Supper began auspiciously with a bowl of red beans and rice bolstered with andouille, but faltered at the main course: a painfully salty sauce glazed truculent pork ribs that refused to let go of their bones.
If you want to turn a chop salad here into something extra special, just add a boneless fried chicken thigh ($4 more). A plate of fried chicken comes with a biscuit, braised greens (collards that were equally tangy and sweet), and nutty-tasting Sea Island beans (dead-ringers for black-eyed peas) generously topped with chow chow (pickled relish).
On the “Veggie Plate,” pimento mac & cheese subs for the fried chicken. It was suitably rich but a little bland and short on pimento. A better choice for pimento cheese lovers is the grilled cheese sandwich on brioche, although the side of potato salad was soupy, the potatoes a little crunchy.

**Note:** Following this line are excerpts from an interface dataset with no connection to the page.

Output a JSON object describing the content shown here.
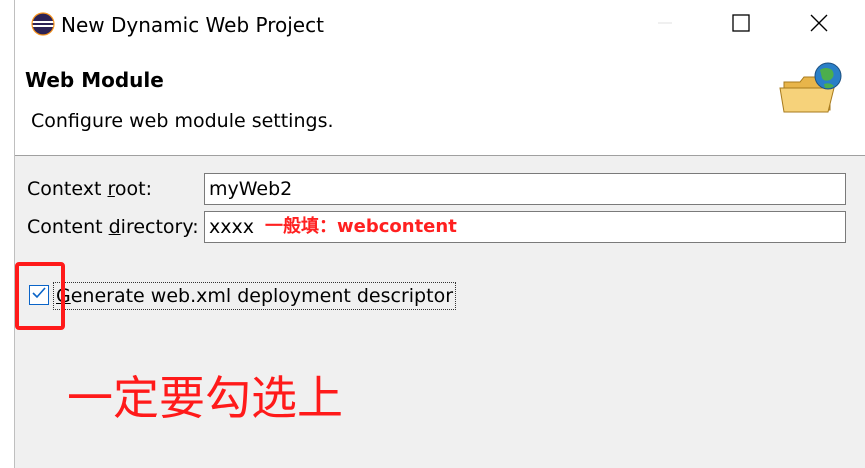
{
  "window": {
    "title": "New Dynamic Web Project",
    "icon": "eclipse-icon",
    "controls": [
      "minimize-icon",
      "maximize-icon",
      "close-icon"
    ]
  },
  "header": {
    "title": "Web Module",
    "description": "Configure web module settings.",
    "icon": "folder-globe-icon"
  },
  "form": {
    "context_root": {
      "label_pre": "Context ",
      "label_mnemonic": "r",
      "label_post": "oot:",
      "value": "myWeb2"
    },
    "content_directory": {
      "label_pre": "Content ",
      "label_mnemonic": "d",
      "label_post": "irectory:",
      "value": "xxxx"
    },
    "generate_xml": {
      "checked": true,
      "label_mnemonic": "G",
      "label_post": "enerate web.xml deployment descriptor"
    }
  },
  "annotations": {
    "inline_hint": "一般填：webcontent",
    "big_note": "一定要勾选上",
    "color": "#ff1a1a"
  }
}
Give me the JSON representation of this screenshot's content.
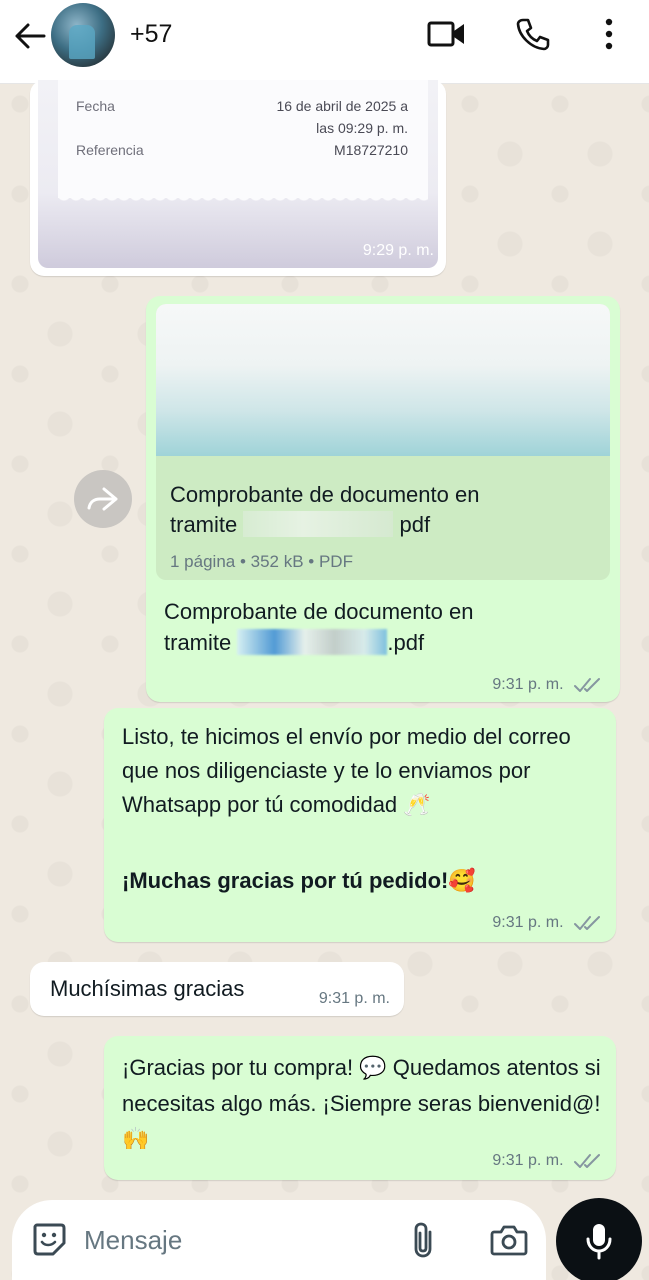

Daily “chef’s whims” are scrawled on a chalk board above the service station where you fill up your water glass, get extra napkins and add cream to your mug of good, strong coffee.
The staff delivers your food, but bussing is up to you. Some do it, some don’t. Even when people do, crumbs stick around on the oiled plywood tabletops branded with capricious quotes from Earnhardt’s forthcoming book, an illustrated tale of a wandering goose and the ladybug who loves him.
Some might find the debris, the occasionally ditsy service and the crowded, nearly communal tables annoying. Others will consider it part of the charm, as apropos as the distressed paint on the antique sideboard, the lampshades made of flour sacks, and the whimsically sketched mural that appears to be still a work in progress. Count me among the latter group — and slice me some more of that cake.
Providence Cicero, Seattle Times restaurant critic, co-hosts “Let’s Eat” with Terry Jaymes at 4 p.m. Saturdays on KIRO Radio 97.3 FM. Listen to past shows at www.KIRORadio.com/letseat. Reach Cicero at firstname.lastname@example.org.